This does not mean that all rock samples are unreliable, but it is possible to account for a process which throws off the data for metamorphic rocks.
For these reasons, if a rock strata contains zircon, running a uranium-lead test on a zircon sample will produce a radiometric dating result that is less dependent on the initial quantity problem.
There are a number of implausible assumptions involved in radiometric dating with respect to long time periods.
One key assumption is that the initial quantity of the parent element can be determined.
Any incoming negative charge would be deflected by the electron shell and any positive charge that penetrated the electron shells would be deflected by the positive charge of the nucleus itself. "Decay" simply refers to a meson or baryon becoming another type of particle, as the number of a certain type of particle goes down or decays as they are converted.
This can happen due to one of three forces or "interactions": strong, electromagnetic, and weak, in order of decreasing strength.
For example, a neutron-deficient nucleus may decay weakly by converting a proton in a neutron (to conserve its positive electric charge, it ejects a positron, as well as a neutrino to conserve the quantum lepton number); thus the hypothetical atom loses a proton and increments down the table by one element.
A complex set of rules describes the details of particle decays: historically, the finding of which as been a major objective of particle physics.
The second way that a nucleus could be disrupted is by particles striking it.
However, the nucleus has a strong positive charge and the electron shells have a strong negative charge. Those that can decay are mesons and baryons, which include protons and neutrons; although decays can involve other particles such as photons, electrons, positrons, and neutrinos.
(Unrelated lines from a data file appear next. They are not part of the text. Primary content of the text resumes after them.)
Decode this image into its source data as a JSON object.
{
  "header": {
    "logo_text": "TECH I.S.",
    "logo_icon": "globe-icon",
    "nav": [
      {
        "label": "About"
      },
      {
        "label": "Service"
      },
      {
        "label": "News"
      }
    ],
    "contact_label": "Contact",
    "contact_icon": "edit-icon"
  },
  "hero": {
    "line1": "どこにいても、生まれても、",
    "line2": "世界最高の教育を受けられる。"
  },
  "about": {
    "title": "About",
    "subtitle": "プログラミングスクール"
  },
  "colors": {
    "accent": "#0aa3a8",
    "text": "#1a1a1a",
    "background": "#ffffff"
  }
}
This interpretation unfortunately fails to consider observed energetic interactions, including that of the strong force, which is stronger the electromagnetic force.
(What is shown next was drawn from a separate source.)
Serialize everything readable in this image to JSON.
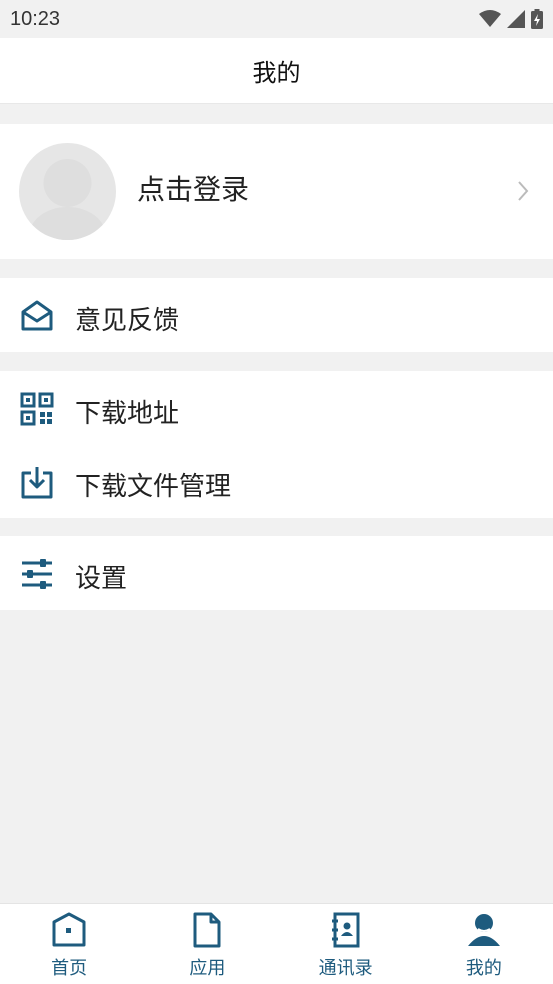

It is important that the sample not have had any outside influences.
Radiometric dating is a method of determining the age of an artifact by assuming that on average decay rates have been constant (see below for the flaws in that assumption) and measuring the amount of radioactive decay that has occurred.